Tournament, Big Huge, Barbed Wire, Dealer Saturday April 15, 8 pm at The Glove: $10
Grow a pair (or a pear?) and show your face at this pair of shows featuring some unfamiliar faces and others you know well. But don’t expect some double-mint/doppelgänger situation either, as these shows are mirror images of one another in a variety of ways.
Duchess Saysis the ’80s freak-wave/post-punk band you never knew you were dying for. Hailing from Montreal, they’re out to prove that Montreal’s really gaining on NYC right now in every way. And who can resist a band that sounds a whole like like what would happen if the Cars and the Slits had two babies, both born under the darkest of stars, then those babies mated with Halloween incarnate, then all the resulting offspring started a band. Yup. Picture that one.
The Men, Fur Helmet, Wrung, Barbed Wire Wednesday April 6, 8 pm at Union Pool: $8
If you were always hanging out in the garage as a kid, wearing your favorite motor-grease-stained “Daddy’s Little Girl” sweatshirt, munchin’ on Cheetos (only when your mom was out back in the hot tub sippin’ wine coolers with her gals, though), and sneaking sips of your pops’s Bud, then the soundtrack to your childhood was no doubt the same ’70s and ’80s proto-metal, classic-rawk sounds that have inspired NYC rock-n’-roll revival band Barbed Wire. As the evening’s openers, they’ll set the tone with their familiar brand of brawny, Lizard-King-not-dead rock rippers. Is this nostalgia tripping or high-concept performance? You be the judge.
PC Worship‘s EP release show is coming up this week at Palisades, as we trust you know from last week’s interview with Justin Frye. But there’s plenty else to get your hips poppin’ till then. Scroll your roll and see what’s in store.

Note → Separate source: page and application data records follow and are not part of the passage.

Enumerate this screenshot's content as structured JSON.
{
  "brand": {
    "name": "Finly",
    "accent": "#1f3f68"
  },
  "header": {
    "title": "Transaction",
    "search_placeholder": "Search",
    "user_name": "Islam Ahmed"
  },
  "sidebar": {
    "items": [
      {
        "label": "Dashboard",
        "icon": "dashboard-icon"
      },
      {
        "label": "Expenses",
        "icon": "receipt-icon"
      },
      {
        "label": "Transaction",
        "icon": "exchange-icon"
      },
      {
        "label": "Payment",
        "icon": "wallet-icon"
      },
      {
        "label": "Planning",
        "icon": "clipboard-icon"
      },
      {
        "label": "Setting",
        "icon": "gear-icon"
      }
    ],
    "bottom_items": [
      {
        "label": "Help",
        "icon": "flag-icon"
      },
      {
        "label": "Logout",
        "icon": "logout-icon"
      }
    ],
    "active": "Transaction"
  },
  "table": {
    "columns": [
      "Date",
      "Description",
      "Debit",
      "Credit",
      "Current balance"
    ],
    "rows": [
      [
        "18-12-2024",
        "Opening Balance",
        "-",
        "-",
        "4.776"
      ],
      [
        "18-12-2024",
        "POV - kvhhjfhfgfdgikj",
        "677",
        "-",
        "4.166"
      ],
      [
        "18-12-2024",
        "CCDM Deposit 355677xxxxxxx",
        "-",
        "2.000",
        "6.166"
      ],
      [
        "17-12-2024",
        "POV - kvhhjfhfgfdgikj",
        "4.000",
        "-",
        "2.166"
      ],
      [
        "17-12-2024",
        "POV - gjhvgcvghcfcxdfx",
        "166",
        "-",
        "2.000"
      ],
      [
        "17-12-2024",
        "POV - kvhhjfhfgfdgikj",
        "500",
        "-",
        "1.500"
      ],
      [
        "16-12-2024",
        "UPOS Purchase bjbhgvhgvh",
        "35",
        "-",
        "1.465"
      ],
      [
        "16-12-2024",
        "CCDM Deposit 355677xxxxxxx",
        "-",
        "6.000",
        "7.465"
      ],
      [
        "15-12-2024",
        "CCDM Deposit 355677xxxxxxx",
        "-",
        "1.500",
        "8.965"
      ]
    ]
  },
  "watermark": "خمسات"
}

An Evening with M Lamar Monday, Nov. 30, 7 pm at Cooper Union: FREE M Lamar is the “negro gothic devil-worshipping free black man in the blues tradition” you’ve undoubtedly been dying to see perform since we wrote about him back in September. The multi-talented, epically outspoken musician, composer, opera singer, and visual artist’s shows are enthralling not simply because M Lamar is a magnetic force all his own (just try being in a room alone with him, you’ve never feel so gazed-at in all your life, I promise), but because his operatic compositions wrestle with the deeply troubling history and harsh, continuing reality of racial injustice in this country. Lamar’s central aims are agitation and awakening, so prepare to be moved.